Dolomitic limestone – Lime that supplies both calcium and magnesium.

Double digging – A process whereby the gardener works the topsoil and also loosens the subsoil.

Drainage – Movement of water away from the surface of a garden either down into the soil or by flow across the surface.

Dried blood – Blood of animals that is collected from slaughterhouses. It contains high levels of nitrogen.


Ear – The female flower of corn that produces seed after pollination.

E. coli – A bacteria associated with animal wastes that can cause serious health problems.

Embryo – The structure within a seed that develops into a plant.

Exposure – On hillsides, it is the direction your garden faces.


F1 Hybrids –Cultivars resulting from a cross between two different true breeding (referred to as inbred) parents.

Field capacity – The maximum amount of water your particular soil will hold.

Fish meal – Ground up fish. Contains nitrogen and phosphorus.

Friable – An easily worked soil.

Frost-free date – The average last day of frost for a specific area.

Frost pocket – A low-lying area where frost occurs late in the season.

Fungi – Multi-celled organisms that reproduce by spores and rely on living or dead organic matter for food.


Gourd – A fruit with a hard outer rind that is used for decoration.

Grasses – A category of weed that are monocots, have narrow leaves and a growing point at our just below the soil surface.

Green manure – A cover crop used to add nutrients to the soil and choke out undesirable plants.

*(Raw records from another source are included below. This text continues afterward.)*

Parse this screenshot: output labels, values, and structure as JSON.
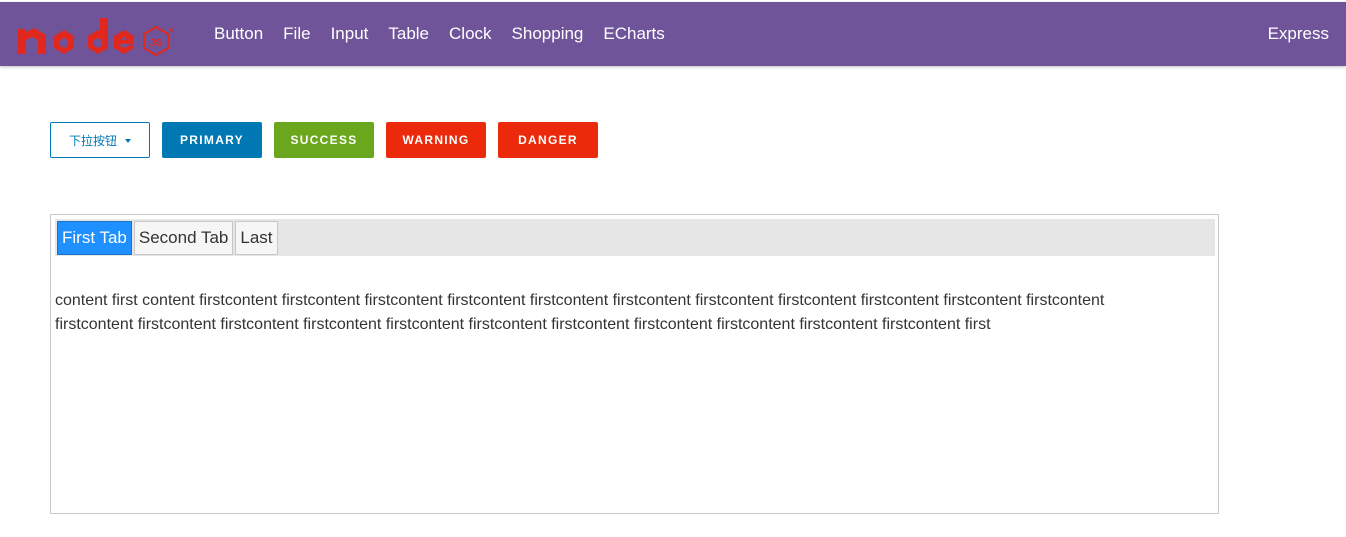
{
  "nav": {
    "links": [
      "Button",
      "File",
      "Input",
      "Table",
      "Clock",
      "Shopping",
      "ECharts"
    ],
    "right_label": "Express",
    "logo_letters": "node",
    "logo_badge": "JS",
    "colors": {
      "bar": "#6f5499",
      "logo": "#e0281f"
    }
  },
  "buttons": {
    "dropdown_label": "下拉按钮",
    "primary_label": "PRIMARY",
    "success_label": "SUCCESS",
    "warning_label": "WARNING",
    "danger_label": "DANGER",
    "colors": {
      "primary": "#0078b4",
      "success": "#6aa71c",
      "warning": "#ea2a0a",
      "danger": "#ea2a0a"
    }
  },
  "tabs": {
    "items": [
      {
        "label": "First Tab",
        "active": true
      },
      {
        "label": "Second Tab",
        "active": false
      },
      {
        "label": "Last",
        "active": false
      }
    ],
    "content": "content first content firstcontent firstcontent firstcontent firstcontent firstcontent firstcontent firstcontent firstcontent firstcontent firstcontent firstcontent firstcontent firstcontent firstcontent firstcontent firstcontent firstcontent firstcontent firstcontent firstcontent firstcontent firstcontent first",
    "active_color": "#1e90ff"
  }
}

Greensand – A ground rock material that contains potassium and trace elements.

Gynoecious cucumbers – Hybrids whose plants have all female flowers.